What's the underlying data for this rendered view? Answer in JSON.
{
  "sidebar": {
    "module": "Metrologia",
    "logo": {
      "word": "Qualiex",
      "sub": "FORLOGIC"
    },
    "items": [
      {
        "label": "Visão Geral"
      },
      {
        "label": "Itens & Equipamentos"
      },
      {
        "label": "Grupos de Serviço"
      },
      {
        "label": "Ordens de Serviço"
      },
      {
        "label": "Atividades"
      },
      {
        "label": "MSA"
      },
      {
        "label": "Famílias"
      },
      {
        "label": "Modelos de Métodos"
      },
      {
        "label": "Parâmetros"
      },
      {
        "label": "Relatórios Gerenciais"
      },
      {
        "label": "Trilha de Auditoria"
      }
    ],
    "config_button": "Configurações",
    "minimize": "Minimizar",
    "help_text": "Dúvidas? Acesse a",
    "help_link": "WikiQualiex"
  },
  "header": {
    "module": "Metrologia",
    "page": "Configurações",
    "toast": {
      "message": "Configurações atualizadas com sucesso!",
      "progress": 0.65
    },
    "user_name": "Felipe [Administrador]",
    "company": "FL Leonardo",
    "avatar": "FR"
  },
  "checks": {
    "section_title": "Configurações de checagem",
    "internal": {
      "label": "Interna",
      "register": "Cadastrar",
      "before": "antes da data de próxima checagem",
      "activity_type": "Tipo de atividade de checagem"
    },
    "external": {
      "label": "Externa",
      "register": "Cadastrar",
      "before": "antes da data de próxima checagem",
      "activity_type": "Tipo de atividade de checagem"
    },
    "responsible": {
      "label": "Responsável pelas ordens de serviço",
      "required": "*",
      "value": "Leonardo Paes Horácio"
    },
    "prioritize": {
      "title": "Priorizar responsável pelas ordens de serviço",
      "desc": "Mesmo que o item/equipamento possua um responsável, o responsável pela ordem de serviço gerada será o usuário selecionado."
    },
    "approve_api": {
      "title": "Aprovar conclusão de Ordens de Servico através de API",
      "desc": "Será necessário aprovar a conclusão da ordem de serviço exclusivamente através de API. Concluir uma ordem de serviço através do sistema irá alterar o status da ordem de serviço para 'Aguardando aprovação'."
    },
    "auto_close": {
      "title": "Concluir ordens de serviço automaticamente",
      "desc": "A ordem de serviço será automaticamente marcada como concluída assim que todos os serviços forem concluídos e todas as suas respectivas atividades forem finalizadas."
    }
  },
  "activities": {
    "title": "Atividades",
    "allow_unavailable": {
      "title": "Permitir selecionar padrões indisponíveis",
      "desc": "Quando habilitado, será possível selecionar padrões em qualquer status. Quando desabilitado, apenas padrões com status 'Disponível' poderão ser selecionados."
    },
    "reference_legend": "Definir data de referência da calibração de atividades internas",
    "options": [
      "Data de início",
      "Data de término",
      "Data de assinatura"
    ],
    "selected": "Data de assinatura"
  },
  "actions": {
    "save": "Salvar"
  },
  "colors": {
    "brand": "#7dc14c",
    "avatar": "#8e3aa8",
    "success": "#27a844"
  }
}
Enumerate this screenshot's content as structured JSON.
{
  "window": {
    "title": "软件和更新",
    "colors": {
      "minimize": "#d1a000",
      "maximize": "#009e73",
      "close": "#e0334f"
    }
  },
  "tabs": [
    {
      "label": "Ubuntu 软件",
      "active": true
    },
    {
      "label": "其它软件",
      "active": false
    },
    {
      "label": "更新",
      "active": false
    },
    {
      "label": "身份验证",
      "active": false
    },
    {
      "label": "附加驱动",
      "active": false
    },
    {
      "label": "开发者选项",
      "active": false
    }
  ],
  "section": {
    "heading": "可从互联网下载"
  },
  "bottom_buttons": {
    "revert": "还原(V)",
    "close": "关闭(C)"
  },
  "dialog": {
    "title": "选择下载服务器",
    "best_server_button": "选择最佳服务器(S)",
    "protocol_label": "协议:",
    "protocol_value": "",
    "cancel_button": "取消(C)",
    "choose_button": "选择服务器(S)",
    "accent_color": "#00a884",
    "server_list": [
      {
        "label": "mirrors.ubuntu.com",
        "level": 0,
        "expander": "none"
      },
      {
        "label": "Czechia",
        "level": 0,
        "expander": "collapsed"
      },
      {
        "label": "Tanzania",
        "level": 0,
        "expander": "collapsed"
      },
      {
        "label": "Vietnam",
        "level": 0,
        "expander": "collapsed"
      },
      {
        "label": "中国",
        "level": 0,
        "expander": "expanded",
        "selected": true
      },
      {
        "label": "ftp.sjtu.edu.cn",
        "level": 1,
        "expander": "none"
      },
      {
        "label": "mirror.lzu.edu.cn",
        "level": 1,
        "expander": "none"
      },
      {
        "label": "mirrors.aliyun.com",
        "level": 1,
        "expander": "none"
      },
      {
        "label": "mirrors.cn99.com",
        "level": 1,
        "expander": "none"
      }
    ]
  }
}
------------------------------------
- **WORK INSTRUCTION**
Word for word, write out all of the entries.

- **ANSWER AREA**
What's the underlying data for this rendered view? Answer in JSON.
{
  "sidebar": {
    "module": "Metrologia",
    "logo": {
      "word": "Qualiex",
      "sub": "FORLOGIC"
    },
    "items": [
      {
        "label": "Visão Geral"
      },
      {
        "label": "Itens & Equipamentos"
      },
      {
        "label": "Grupos de Serviço"
      },
      {
        "label": "Ordens de Serviço"
      },
      {
        "label": "Atividades"
      },
      {
        "label": "MSA"
      },
      {
        "label": "Famílias"
      },
      {
        "label": "Modelos de Métodos"
      },
      {
        "label": "Parâmetros"
      },
      {
        "label": "Relatórios Gerenciais"
      },
      {
        "label": "Trilha de Auditoria"
      }
    ],
    "config_button": "Configurações",
    "minimize": "Minimizar",
    "help_text": "Dúvidas? Acesse a",
    "help_link": "WikiQualiex"
  },
  "header": {
    "module": "Metrologia",
    "page": "Configurações",
    "toast": {
      "message": "Configurações atualizadas com sucesso!",
      "progress": 0.65
    },
    "user_name": "Felipe [Administrador]",
    "company": "FL Leonardo",
    "avatar": "FR"
  },
  "checks": {
    "section_title": "Configurações de checagem",
    "internal": {
      "label": "Interna",
      "register": "Cadastrar",
      "before": "antes da data de próxima checagem",
      "activity_type": "Tipo de atividade de checagem"
    },
    "external": {
      "label": "Externa",
      "register": "Cadastrar",
      "before": "antes da data de próxima checagem",
      "activity_type": "Tipo de atividade de checagem"
    },
    "responsible": {
      "label": "Responsável pelas ordens de serviço",
      "required": "*",
      "value": "Leonardo Paes Horácio"
    },
    "prioritize": {
      "title": "Priorizar responsável pelas ordens de serviço",
      "desc": "Mesmo que o item/equipamento possua um responsável, o responsável pela ordem de serviço gerada será o usuário selecionado."
    },
    "approve_api": {
      "title": "Aprovar conclusão de Ordens de Servico através de API",
      "desc": "Será necessário aprovar a conclusão da ordem de serviço exclusivamente através de API. Concluir uma ordem de serviço através do sistema irá alterar o status da ordem de serviço para 'Aguardando aprovação'."
    },
    "auto_close": {
      "title": "Concluir ordens de serviço automaticamente",
      "desc": "A ordem de serviço será automaticamente marcada como concluída assim que todos os serviços forem concluídos e todas as suas respectivas atividades forem finalizadas."
    }
  },
  "activities": {
    "title": "Atividades",
    "allow_unavailable": {
      "title": "Permitir selecionar padrões indisponíveis",
      "desc": "Quando habilitado, será possível selecionar padrões em qualquer status. Quando desabilitado, apenas padrões com status 'Disponível' poderão ser selecionados."
    },
    "reference_legend": "Definir data de referência da calibração de atividades internas",
    "options": [
      "Data de início",
      "Data de término",
      "Data de assinatura"
    ],
    "selected": "Data de assinatura"
  },
  "actions": {
    "save": "Salvar"
  },
  "colors": {
    "brand": "#7dc14c",
    "avatar": "#8e3aa8",
    "success": "#27a844"
  }
}
Enumerate this screenshot's content as structured JSON.
{
  "window": {
    "title": "软件和更新",
    "colors": {
      "minimize": "#d1a000",
      "maximize": "#009e73",
      "close": "#e0334f"
    }
  },
  "tabs": [
    {
      "label": "Ubuntu 软件",
      "active": true
    },
    {
      "label": "其它软件",
      "active": false
    },
    {
      "label": "更新",
      "active": false
    },
    {
      "label": "身份验证",
      "active": false
    },
    {
      "label": "附加驱动",
      "active": false
    },
    {
      "label": "开发者选项",
      "active": false
    }
  ],
  "section": {
    "heading": "可从互联网下载"
  },
  "bottom_buttons": {
    "revert": "还原(V)",
    "close": "关闭(C)"
  },
  "dialog": {
    "title": "选择下载服务器",
    "best_server_button": "选择最佳服务器(S)",
    "protocol_label": "协议:",
    "protocol_value": "",
    "cancel_button": "取消(C)",
    "choose_button": "选择服务器(S)",
    "accent_color": "#00a884",
    "server_list": [
      {
        "label": "mirrors.ubuntu.com",
        "level": 0,
        "expander": "none"
      },
      {
        "label": "Czechia",
        "level": 0,
        "expander": "collapsed"
      },
      {
        "label": "Tanzania",
        "level": 0,
        "expander": "collapsed"
      },
      {
        "label": "Vietnam",
        "level": 0,
        "expander": "collapsed"
      },
      {
        "label": "中国",
        "level": 0,
        "expander": "expanded",
        "selected": true
      },
      {
        "label": "ftp.sjtu.edu.cn",
        "level": 1,
        "expander": "none"
      },
      {
        "label": "mirror.lzu.edu.cn",
        "level": 1,
        "expander": "none"
      },
      {
        "label": "mirrors.aliyun.com",
        "level": 1,
        "expander": "none"
      },
      {
        "label": "mirrors.cn99.com",
        "level": 1,
        "expander": "none"
      }
    ]
  }
}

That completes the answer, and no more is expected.